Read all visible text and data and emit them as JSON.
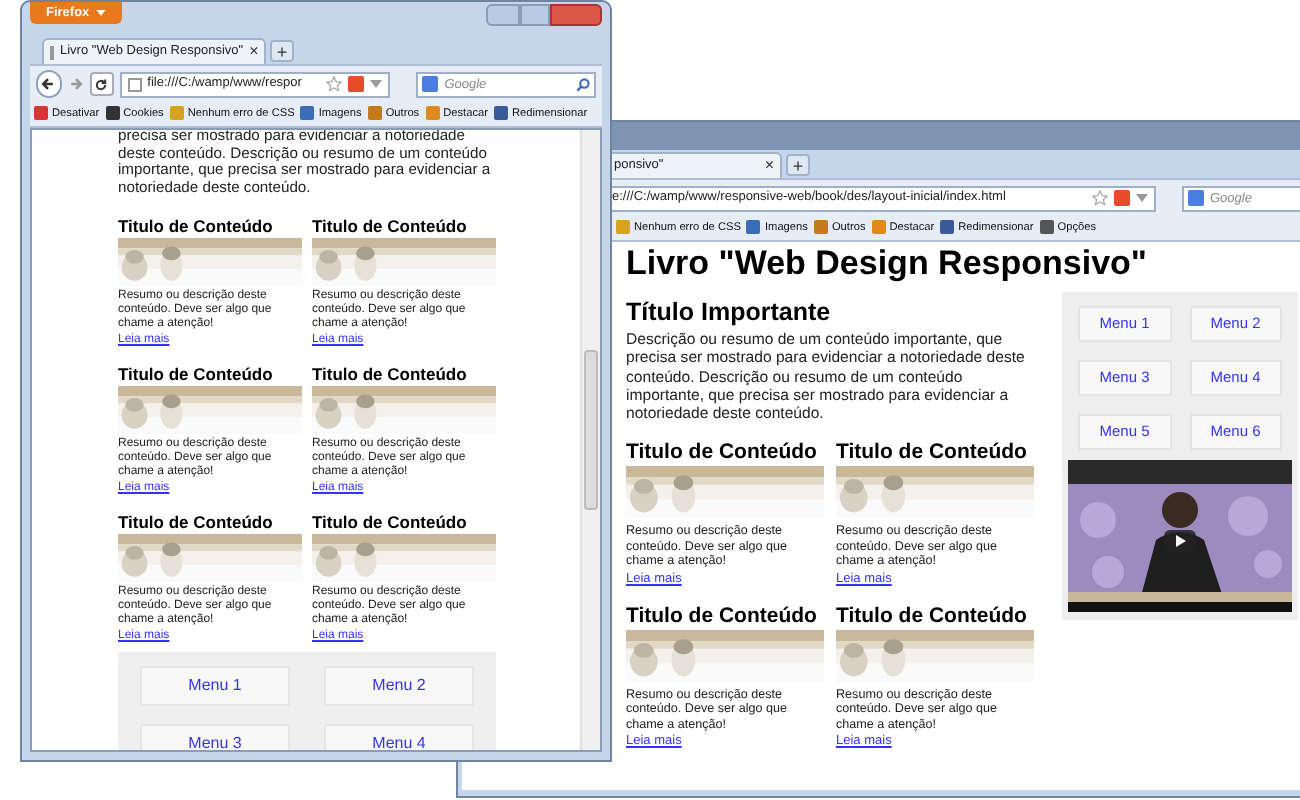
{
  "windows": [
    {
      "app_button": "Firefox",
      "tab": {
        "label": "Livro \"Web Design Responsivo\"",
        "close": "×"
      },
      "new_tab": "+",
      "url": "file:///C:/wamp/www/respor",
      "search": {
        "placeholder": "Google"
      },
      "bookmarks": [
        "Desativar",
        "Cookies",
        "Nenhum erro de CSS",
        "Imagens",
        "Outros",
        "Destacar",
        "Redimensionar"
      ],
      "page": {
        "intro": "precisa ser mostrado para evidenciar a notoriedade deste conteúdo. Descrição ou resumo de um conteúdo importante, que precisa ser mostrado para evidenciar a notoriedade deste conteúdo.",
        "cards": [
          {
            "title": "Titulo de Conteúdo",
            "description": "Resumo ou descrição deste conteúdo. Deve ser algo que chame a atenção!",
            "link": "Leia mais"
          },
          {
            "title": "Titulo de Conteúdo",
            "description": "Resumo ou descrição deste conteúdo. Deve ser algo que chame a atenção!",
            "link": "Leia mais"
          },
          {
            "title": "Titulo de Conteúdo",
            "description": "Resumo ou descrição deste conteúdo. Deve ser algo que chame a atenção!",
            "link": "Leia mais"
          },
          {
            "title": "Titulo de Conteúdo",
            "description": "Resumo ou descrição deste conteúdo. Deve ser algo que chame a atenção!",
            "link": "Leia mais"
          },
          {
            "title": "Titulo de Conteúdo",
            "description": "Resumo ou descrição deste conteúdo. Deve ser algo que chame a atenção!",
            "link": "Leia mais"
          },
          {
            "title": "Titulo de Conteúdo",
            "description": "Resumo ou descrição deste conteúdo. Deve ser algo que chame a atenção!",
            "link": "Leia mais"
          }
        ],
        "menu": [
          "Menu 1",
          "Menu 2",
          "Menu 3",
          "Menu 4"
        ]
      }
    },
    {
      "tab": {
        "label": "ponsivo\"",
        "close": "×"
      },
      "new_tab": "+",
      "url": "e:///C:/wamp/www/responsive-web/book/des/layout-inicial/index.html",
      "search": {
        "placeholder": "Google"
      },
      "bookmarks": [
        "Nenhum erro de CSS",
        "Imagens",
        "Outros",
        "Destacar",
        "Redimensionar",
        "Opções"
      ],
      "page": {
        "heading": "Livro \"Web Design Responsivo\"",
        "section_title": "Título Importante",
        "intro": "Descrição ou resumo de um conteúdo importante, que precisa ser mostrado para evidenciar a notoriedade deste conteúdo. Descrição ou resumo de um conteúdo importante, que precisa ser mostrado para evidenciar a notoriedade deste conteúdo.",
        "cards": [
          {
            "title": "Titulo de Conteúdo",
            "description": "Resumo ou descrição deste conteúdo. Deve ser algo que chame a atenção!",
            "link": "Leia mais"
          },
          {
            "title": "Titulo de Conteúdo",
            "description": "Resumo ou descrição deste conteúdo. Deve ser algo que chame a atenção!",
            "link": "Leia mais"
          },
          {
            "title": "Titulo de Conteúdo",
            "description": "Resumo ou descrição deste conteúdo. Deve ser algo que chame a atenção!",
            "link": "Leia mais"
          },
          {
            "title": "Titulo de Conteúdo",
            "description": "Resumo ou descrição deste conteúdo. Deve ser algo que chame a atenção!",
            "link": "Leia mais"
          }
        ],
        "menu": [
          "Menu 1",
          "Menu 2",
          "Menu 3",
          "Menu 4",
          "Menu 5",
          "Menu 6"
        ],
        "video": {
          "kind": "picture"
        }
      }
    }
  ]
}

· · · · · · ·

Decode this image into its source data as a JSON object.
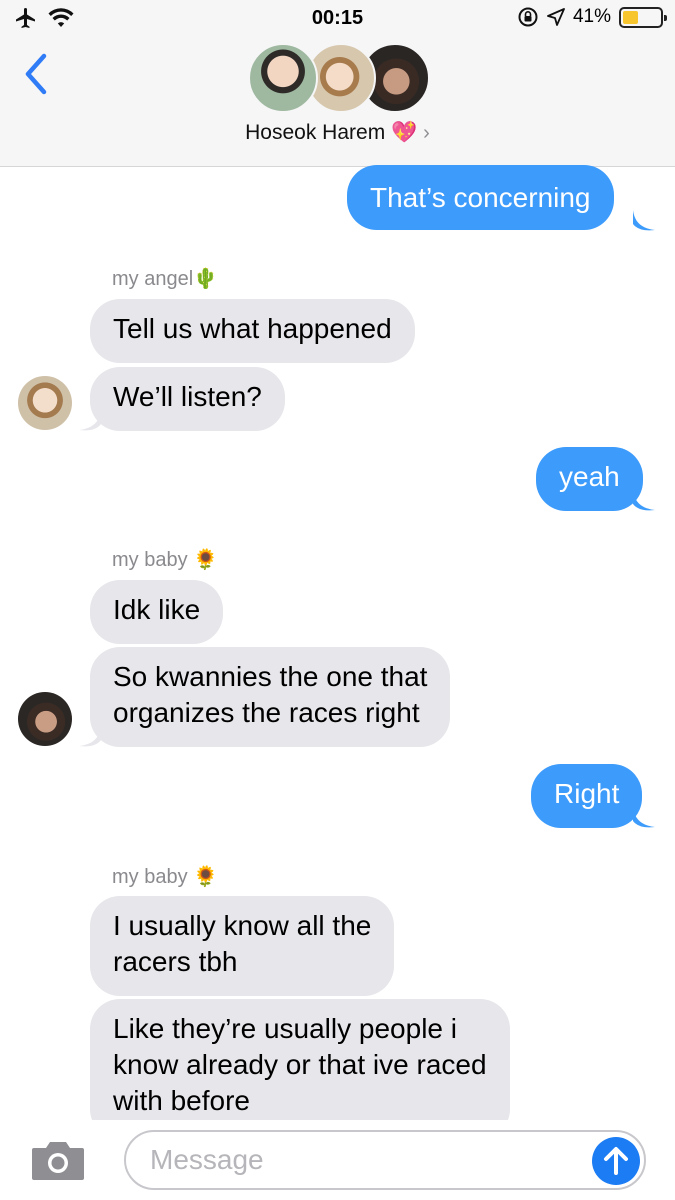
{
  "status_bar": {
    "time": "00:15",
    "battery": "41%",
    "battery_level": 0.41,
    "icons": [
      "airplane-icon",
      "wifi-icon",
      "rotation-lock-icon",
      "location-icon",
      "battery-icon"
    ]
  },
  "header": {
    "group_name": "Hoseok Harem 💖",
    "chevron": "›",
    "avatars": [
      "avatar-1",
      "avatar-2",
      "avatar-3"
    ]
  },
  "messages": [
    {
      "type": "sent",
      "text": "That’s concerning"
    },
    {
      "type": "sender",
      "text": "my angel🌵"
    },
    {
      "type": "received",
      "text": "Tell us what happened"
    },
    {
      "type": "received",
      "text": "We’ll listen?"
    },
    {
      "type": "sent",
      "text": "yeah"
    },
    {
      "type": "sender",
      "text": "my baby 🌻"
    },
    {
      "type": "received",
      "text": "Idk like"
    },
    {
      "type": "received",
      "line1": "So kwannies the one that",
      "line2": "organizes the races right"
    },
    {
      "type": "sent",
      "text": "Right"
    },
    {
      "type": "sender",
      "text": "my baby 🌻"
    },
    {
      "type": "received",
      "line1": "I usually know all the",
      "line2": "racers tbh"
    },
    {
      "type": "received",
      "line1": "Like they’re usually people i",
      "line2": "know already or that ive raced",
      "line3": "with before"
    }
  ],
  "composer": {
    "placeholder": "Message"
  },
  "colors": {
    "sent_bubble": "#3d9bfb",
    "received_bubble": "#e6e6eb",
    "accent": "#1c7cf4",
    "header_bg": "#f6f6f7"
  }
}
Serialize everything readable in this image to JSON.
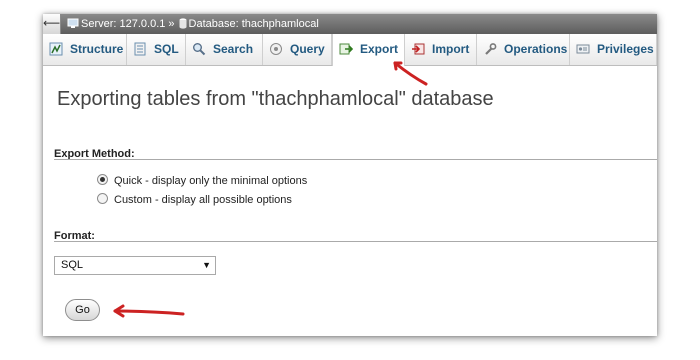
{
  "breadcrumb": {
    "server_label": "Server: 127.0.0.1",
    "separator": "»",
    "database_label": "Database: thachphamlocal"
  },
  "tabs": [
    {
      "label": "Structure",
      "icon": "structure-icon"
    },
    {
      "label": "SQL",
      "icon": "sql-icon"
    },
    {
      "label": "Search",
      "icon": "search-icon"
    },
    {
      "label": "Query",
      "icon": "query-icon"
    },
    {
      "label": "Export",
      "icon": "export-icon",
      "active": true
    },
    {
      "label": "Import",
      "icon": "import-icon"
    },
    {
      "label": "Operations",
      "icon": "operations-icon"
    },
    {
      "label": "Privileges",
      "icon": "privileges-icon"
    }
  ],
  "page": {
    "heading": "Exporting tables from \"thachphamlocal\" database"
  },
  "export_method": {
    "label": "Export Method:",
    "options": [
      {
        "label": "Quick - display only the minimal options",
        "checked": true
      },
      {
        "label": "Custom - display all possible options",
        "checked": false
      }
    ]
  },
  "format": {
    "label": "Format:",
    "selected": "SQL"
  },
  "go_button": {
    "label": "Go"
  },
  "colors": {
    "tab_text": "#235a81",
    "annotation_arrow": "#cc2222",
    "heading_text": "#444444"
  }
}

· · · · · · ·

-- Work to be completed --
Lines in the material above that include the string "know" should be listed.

-- Your response --
      "line1": "I usually know all the",
      "line2": "know already or that ive raced",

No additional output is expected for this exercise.